> Work to be completed: If a line in the entries below holds the string "title", copy it.
Input records Start Marker
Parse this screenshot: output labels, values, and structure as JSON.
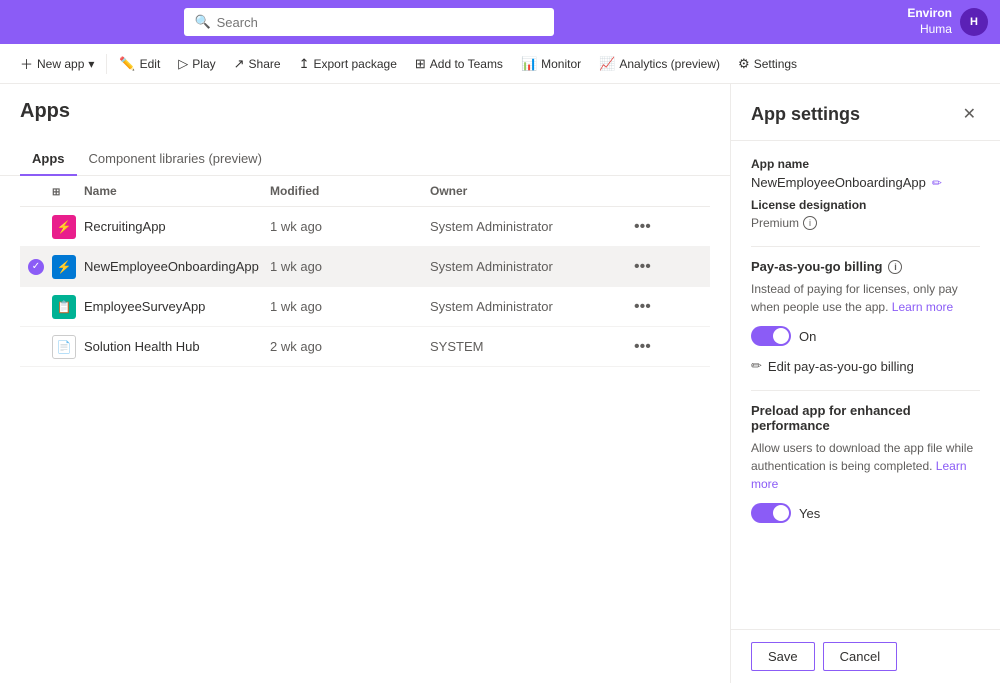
{
  "topbar": {
    "search_placeholder": "Search",
    "env_name": "Environ",
    "user_name": "Huma",
    "avatar_initials": "H"
  },
  "toolbar": {
    "new_app": "New app",
    "edit": "Edit",
    "play": "Play",
    "share": "Share",
    "export_package": "Export package",
    "add_to_teams": "Add to Teams",
    "monitor": "Monitor",
    "analytics": "Analytics (preview)",
    "settings": "Settings"
  },
  "page": {
    "title": "Apps",
    "tabs": [
      {
        "label": "Apps",
        "active": true
      },
      {
        "label": "Component libraries (preview)",
        "active": false
      }
    ]
  },
  "table": {
    "headers": [
      "",
      "",
      "Name",
      "Modified",
      "Owner",
      ""
    ],
    "rows": [
      {
        "id": 1,
        "name": "RecruitingApp",
        "modified": "1 wk ago",
        "owner": "System Administrator",
        "icon_type": "pink",
        "selected": false
      },
      {
        "id": 2,
        "name": "NewEmployeeOnboardingApp",
        "modified": "1 wk ago",
        "owner": "System Administrator",
        "icon_type": "blue",
        "selected": true
      },
      {
        "id": 3,
        "name": "EmployeeSurveyApp",
        "modified": "1 wk ago",
        "owner": "System Administrator",
        "icon_type": "teal",
        "selected": false
      },
      {
        "id": 4,
        "name": "Solution Health Hub",
        "modified": "2 wk ago",
        "owner": "SYSTEM",
        "icon_type": "doc",
        "selected": false
      }
    ]
  },
  "side_panel": {
    "title": "App settings",
    "app_name_label": "App name",
    "app_name_value": "NewEmployeeOnboardingApp",
    "license_label": "License designation",
    "license_value": "Premium",
    "payg_label": "Pay-as-you-go billing",
    "payg_desc": "Instead of paying for licenses, only pay when people use the app.",
    "payg_learn_more": "Learn more",
    "payg_toggle_label": "On",
    "edit_billing_label": "Edit pay-as-you-go billing",
    "preload_label": "Preload app for enhanced performance",
    "preload_desc": "Allow users to download the app file while authentication is being completed.",
    "preload_learn_more": "Learn more",
    "preload_toggle_label": "Yes",
    "save_label": "Save",
    "cancel_label": "Cancel"
  }
}
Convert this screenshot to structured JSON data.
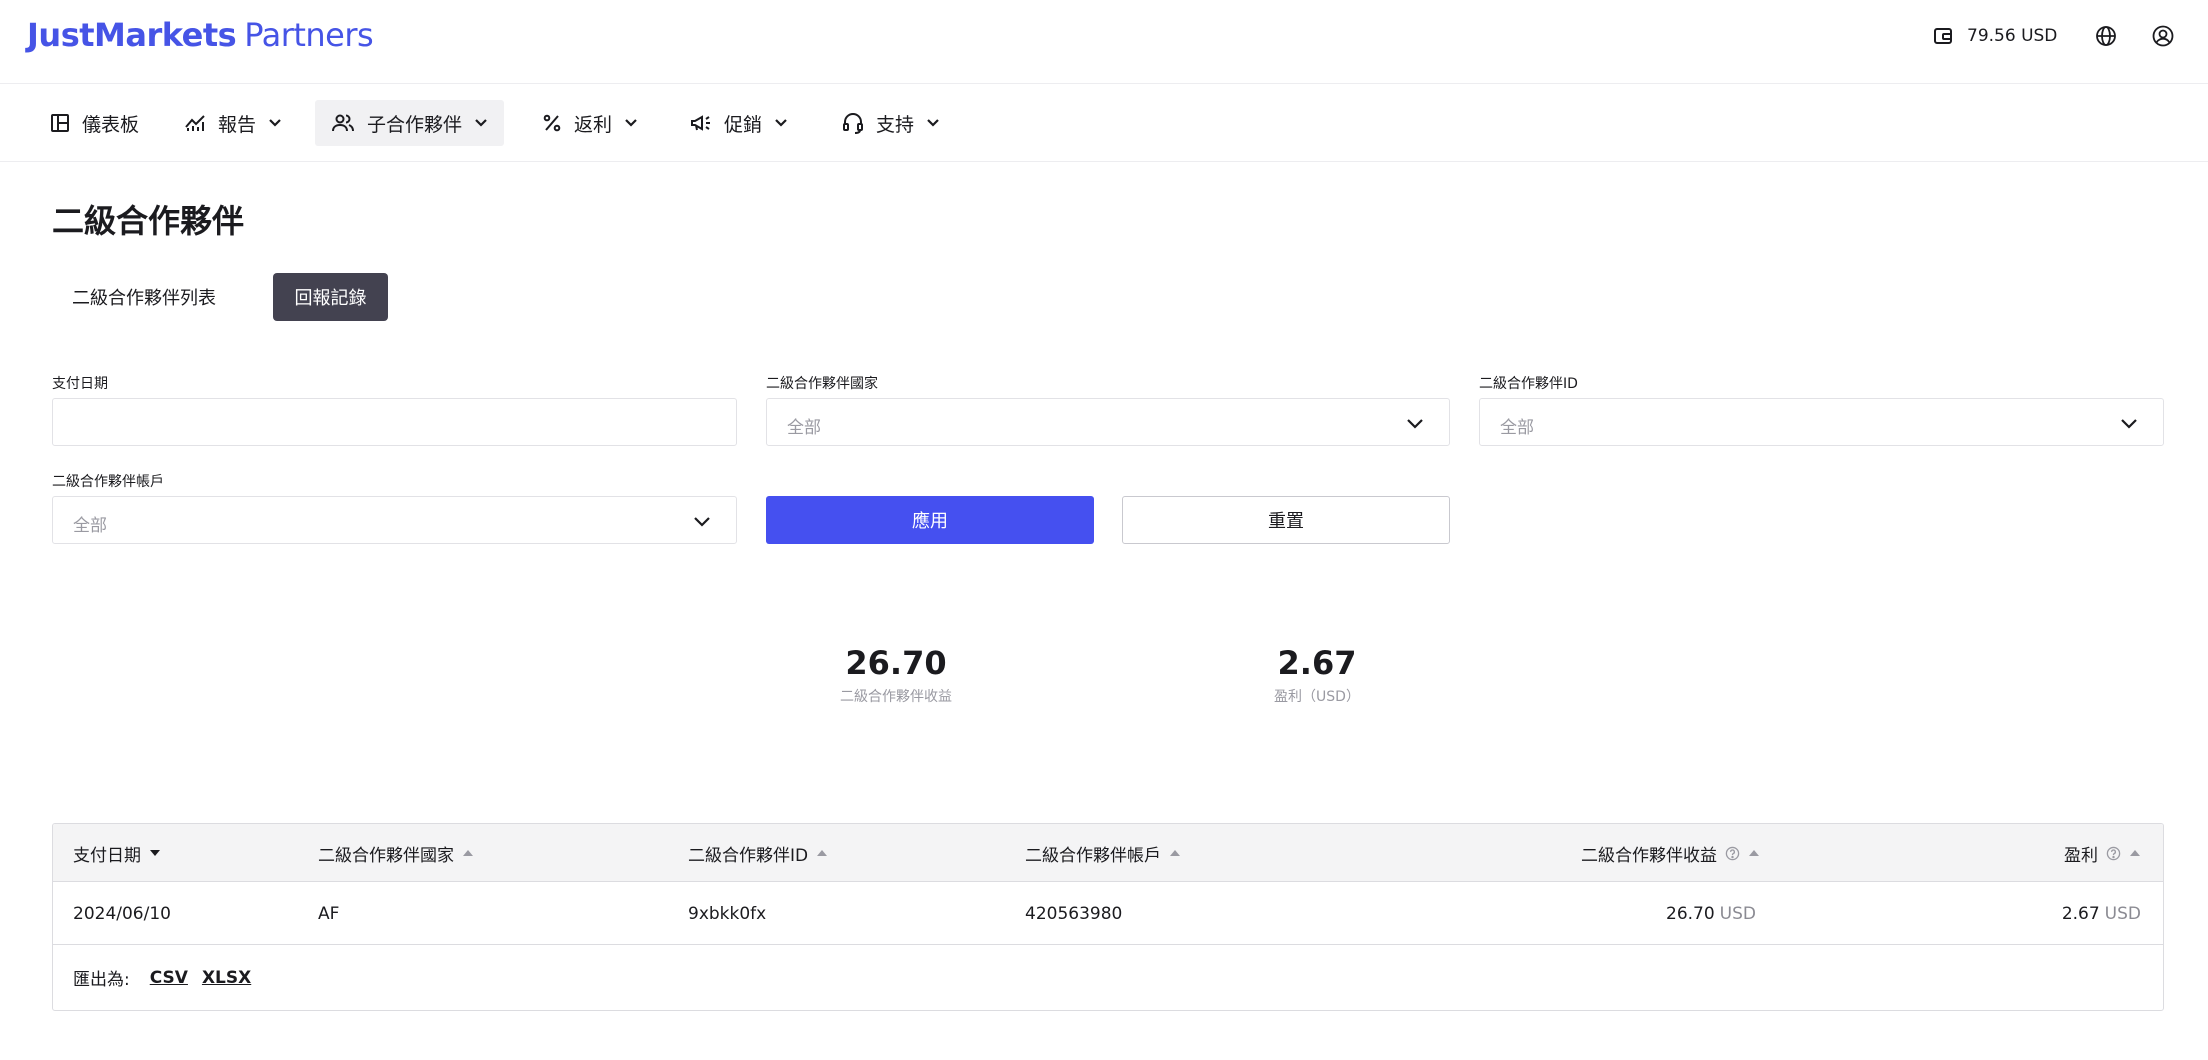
{
  "header": {
    "logo_brand": "JustMarkets",
    "logo_suffix": "Partners",
    "balance": "79.56 USD",
    "icons": [
      "wallet-icon",
      "globe-icon",
      "user-circle-icon"
    ]
  },
  "nav": {
    "items": [
      {
        "label": "儀表板",
        "icon": "dashboard-icon",
        "has_dropdown": false
      },
      {
        "label": "報告",
        "icon": "chart-icon",
        "has_dropdown": true
      },
      {
        "label": "子合作夥伴",
        "icon": "users-icon",
        "has_dropdown": true,
        "active": true
      },
      {
        "label": "返利",
        "icon": "percent-icon",
        "has_dropdown": true
      },
      {
        "label": "促銷",
        "icon": "megaphone-icon",
        "has_dropdown": true
      },
      {
        "label": "支持",
        "icon": "headset-icon",
        "has_dropdown": true
      }
    ]
  },
  "page": {
    "title": "二級合作夥伴",
    "tabs": [
      {
        "label": "二級合作夥伴列表",
        "active": false
      },
      {
        "label": "回報記錄",
        "active": true
      }
    ]
  },
  "filters": {
    "payment_date": {
      "label": "支付日期",
      "value": ""
    },
    "country": {
      "label": "二級合作夥伴國家",
      "value": "全部"
    },
    "partner_id": {
      "label": "二級合作夥伴ID",
      "value": "全部"
    },
    "account": {
      "label": "二級合作夥伴帳戶",
      "value": "全部"
    },
    "apply_label": "應用",
    "reset_label": "重置"
  },
  "summary": {
    "revenue": {
      "value": "26.70",
      "label": "二級合作夥伴收益"
    },
    "profit": {
      "value": "2.67",
      "label": "盈利（USD）"
    }
  },
  "table": {
    "columns": [
      {
        "label": "支付日期",
        "sort": "desc"
      },
      {
        "label": "二級合作夥伴國家",
        "sort": "asc"
      },
      {
        "label": "二級合作夥伴ID",
        "sort": "asc"
      },
      {
        "label": "二級合作夥伴帳戶",
        "sort": "asc"
      },
      {
        "label": "二級合作夥伴收益",
        "sort": "asc",
        "help": true
      },
      {
        "label": "盈利",
        "sort": "asc",
        "help": true
      }
    ],
    "rows": [
      {
        "date": "2024/06/10",
        "country": "AF",
        "id": "9xbkk0fx",
        "account": "420563980",
        "revenue": "26.70",
        "revenue_unit": "USD",
        "profit": "2.67",
        "profit_unit": "USD"
      }
    ],
    "export_label": "匯出為:",
    "export_csv": "CSV",
    "export_xlsx": "XLSX"
  },
  "colors": {
    "brand": "#4654e6",
    "apply_button": "#4550f0",
    "active_tab": "#434250"
  }
}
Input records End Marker
> Result for this task:
    "title": "Apps",
    "title": "App settings",
    "title": "二級合作夥伴",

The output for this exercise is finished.